→ WORK INSTRUCTION
Please output the entries below without altering a single character.

=== Section Start ===

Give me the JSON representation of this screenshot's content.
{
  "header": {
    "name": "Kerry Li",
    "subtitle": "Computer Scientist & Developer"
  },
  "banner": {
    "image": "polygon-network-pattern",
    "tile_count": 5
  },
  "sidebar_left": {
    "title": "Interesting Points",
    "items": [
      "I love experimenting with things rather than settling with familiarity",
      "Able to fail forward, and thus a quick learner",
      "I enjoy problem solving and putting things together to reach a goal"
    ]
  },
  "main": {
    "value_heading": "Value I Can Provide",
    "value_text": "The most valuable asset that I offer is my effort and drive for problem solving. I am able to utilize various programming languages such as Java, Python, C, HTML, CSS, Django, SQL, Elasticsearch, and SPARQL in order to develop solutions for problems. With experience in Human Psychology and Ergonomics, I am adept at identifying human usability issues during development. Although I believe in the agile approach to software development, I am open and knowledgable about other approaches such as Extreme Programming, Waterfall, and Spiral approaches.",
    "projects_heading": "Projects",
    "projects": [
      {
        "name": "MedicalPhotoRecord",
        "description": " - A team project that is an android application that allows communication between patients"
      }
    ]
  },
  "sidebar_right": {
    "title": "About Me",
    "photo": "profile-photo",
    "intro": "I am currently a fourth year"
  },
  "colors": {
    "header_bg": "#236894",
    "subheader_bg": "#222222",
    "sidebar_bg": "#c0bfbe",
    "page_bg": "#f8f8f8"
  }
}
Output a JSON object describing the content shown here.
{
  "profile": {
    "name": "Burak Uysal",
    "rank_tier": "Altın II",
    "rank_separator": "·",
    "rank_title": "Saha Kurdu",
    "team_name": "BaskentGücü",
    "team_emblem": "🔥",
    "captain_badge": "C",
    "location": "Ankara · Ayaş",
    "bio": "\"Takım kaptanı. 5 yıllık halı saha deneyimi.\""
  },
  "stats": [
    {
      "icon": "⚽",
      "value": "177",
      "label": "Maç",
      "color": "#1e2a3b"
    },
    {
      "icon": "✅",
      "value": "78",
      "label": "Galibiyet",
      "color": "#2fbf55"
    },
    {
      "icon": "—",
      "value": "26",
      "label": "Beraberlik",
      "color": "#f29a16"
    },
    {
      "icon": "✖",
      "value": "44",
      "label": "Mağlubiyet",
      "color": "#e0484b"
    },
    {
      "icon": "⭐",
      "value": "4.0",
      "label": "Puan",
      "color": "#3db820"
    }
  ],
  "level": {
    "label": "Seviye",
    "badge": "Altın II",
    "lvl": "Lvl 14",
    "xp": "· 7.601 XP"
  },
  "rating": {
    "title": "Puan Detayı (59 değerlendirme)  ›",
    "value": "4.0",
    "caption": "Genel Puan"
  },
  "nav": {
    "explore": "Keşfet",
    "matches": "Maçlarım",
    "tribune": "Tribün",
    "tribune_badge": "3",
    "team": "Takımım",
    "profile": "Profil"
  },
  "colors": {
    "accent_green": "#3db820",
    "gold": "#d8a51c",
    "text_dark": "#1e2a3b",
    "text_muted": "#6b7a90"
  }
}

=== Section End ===

→ PROBLEM SOLUTION
Give me the JSON representation of this screenshot's content.
{
  "header": {
    "name": "Kerry Li",
    "subtitle": "Computer Scientist & Developer"
  },
  "banner": {
    "image": "polygon-network-pattern",
    "tile_count": 5
  },
  "sidebar_left": {
    "title": "Interesting Points",
    "items": [
      "I love experimenting with things rather than settling with familiarity",
      "Able to fail forward, and thus a quick learner",
      "I enjoy problem solving and putting things together to reach a goal"
    ]
  },
  "main": {
    "value_heading": "Value I Can Provide",
    "value_text": "The most valuable asset that I offer is my effort and drive for problem solving. I am able to utilize various programming languages such as Java, Python, C, HTML, CSS, Django, SQL, Elasticsearch, and SPARQL in order to develop solutions for problems. With experience in Human Psychology and Ergonomics, I am adept at identifying human usability issues during development. Although I believe in the agile approach to software development, I am open and knowledgable about other approaches such as Extreme Programming, Waterfall, and Spiral approaches.",
    "projects_heading": "Projects",
    "projects": [
      {
        "name": "MedicalPhotoRecord",
        "description": " - A team project that is an android application that allows communication between patients"
      }
    ]
  },
  "sidebar_right": {
    "title": "About Me",
    "photo": "profile-photo",
    "intro": "I am currently a fourth year"
  },
  "colors": {
    "header_bg": "#236894",
    "subheader_bg": "#222222",
    "sidebar_bg": "#c0bfbe",
    "page_bg": "#f8f8f8"
  }
}
Output a JSON object describing the content shown here.
{
  "profile": {
    "name": "Burak Uysal",
    "rank_tier": "Altın II",
    "rank_separator": "·",
    "rank_title": "Saha Kurdu",
    "team_name": "BaskentGücü",
    "team_emblem": "🔥",
    "captain_badge": "C",
    "location": "Ankara · Ayaş",
    "bio": "\"Takım kaptanı. 5 yıllık halı saha deneyimi.\""
  },
  "stats": [
    {
      "icon": "⚽",
      "value": "177",
      "label": "Maç",
      "color": "#1e2a3b"
    },
    {
      "icon": "✅",
      "value": "78",
      "label": "Galibiyet",
      "color": "#2fbf55"
    },
    {
      "icon": "—",
      "value": "26",
      "label": "Beraberlik",
      "color": "#f29a16"
    },
    {
      "icon": "✖",
      "value": "44",
      "label": "Mağlubiyet",
      "color": "#e0484b"
    },
    {
      "icon": "⭐",
      "value": "4.0",
      "label": "Puan",
      "color": "#3db820"
    }
  ],
  "level": {
    "label": "Seviye",
    "badge": "Altın II",
    "lvl": "Lvl 14",
    "xp": "· 7.601 XP"
  },
  "rating": {
    "title": "Puan Detayı (59 değerlendirme)  ›",
    "value": "4.0",
    "caption": "Genel Puan"
  },
  "nav": {
    "explore": "Keşfet",
    "matches": "Maçlarım",
    "tribune": "Tribün",
    "tribune_badge": "3",
    "team": "Takımım",
    "profile": "Profil"
  },
  "colors": {
    "accent_green": "#3db820",
    "gold": "#d8a51c",
    "text_dark": "#1e2a3b",
    "text_muted": "#6b7a90"
  }
}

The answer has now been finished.